Jutland, Battle of 1916
Jutland, Battle of (1916)
a sea battle of World War I, fought between the main forces of the German and British navies on May 31 and June 1 in the North Sea west of Jutland.
On May 30 the German High Seas Fleet, commanded by Admiral R. Scheer, gathered in the Wilhelmshaven and Jade roadsteads, ready to execute an ostensible withdrawal of battle cruisers to the Skagerrak and the shores of Norway. The maneuver was designed to draw individual units of the British fleet into the open, where they would be destroyed by main forces of the German fleet. The British admiralty learned from intercepted radio messages of the impending departure of large enemy forces and in the evening of May 30 began deploying its own primary force—the British Grand Fleet, commanded by Admiral J. R. Jellicoe—in the region northwest of Jutland. On the morning of May 31 the German advance guard—the squadron of Admiral F. von Hipper (five battle cruisers, five light cruisers, and 30 destroyers)—headed into the open sea.
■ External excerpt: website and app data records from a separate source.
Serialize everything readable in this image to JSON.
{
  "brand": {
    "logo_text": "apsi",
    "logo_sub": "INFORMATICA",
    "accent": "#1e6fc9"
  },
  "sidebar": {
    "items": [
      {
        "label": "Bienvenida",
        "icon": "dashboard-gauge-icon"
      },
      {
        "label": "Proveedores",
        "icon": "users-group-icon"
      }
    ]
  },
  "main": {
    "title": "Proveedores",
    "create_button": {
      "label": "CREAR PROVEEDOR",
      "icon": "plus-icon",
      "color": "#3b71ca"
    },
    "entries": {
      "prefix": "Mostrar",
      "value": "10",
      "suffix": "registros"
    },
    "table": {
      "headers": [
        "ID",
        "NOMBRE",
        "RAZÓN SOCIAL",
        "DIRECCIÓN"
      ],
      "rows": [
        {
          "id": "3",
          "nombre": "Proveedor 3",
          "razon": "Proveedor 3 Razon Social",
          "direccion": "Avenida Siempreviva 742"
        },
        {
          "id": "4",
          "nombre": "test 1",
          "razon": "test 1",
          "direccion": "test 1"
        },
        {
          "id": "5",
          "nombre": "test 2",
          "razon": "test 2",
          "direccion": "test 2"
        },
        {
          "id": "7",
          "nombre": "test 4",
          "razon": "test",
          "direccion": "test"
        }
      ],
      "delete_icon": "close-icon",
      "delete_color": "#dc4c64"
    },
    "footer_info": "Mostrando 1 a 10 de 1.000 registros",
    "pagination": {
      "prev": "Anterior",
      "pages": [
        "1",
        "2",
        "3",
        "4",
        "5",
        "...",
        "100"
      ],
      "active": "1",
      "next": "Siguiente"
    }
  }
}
The squadron was followed at a distance of 45–50 miles by the German High Seas Fleet (22 battleships, six light cruisers, and 31 destroyers). At 2:28 P.M. the British advance guard of Admiral D. Beatty (four battleships, six battle cruisers, 14 light cruisers, 27 destroyers, and one seaplane carrier) engaged Hipper’s squadron, which turned sharply to the southeast, attempting to lure Beatty toward the German High Seas Fleet. In the course of the battle between the advance guards, a British light cruiser discovered the approaching German fleet, and Beatty diverted the German squadron toward the British Grand Fleet (24 battleships, three battle cruisers, eight armored cruisers, 12 light cruisers, and 52 destroyers).
At 6 P.M. a battle commenced between the two main forces. The British vessels attempted to outflank the German fleet, but the latter avoided a decisive confrontation and, under cover of a smoke screen and destroyer torpedo attacks, broke off contact with the enemy at 7:35 P.M. Clashes between individual formations and ships continued until 3:00 A.M. on June 1. The German fleet was able to reach the safety of its bases, and the British fleet headed north. The German losses totaled one battleship, one battle cruiser, four light cruisers, and five destroyers; casualties were in excess of 2,500 killed and more than 500 wounded. British losses totaled three battle cruisers, three armored cruisers, and eight destroyers; approximately 6,100 were killed, more than 500 wounded, and more than 170 captured.
Neither side achieved its strategic goal in the Battle of Jutland—in each case, to change decisively the course of the war in its favor. In the final analysis, however, the victory was Great Britain’s, inasmuch as prolongation of the war led to Germany’s defeat.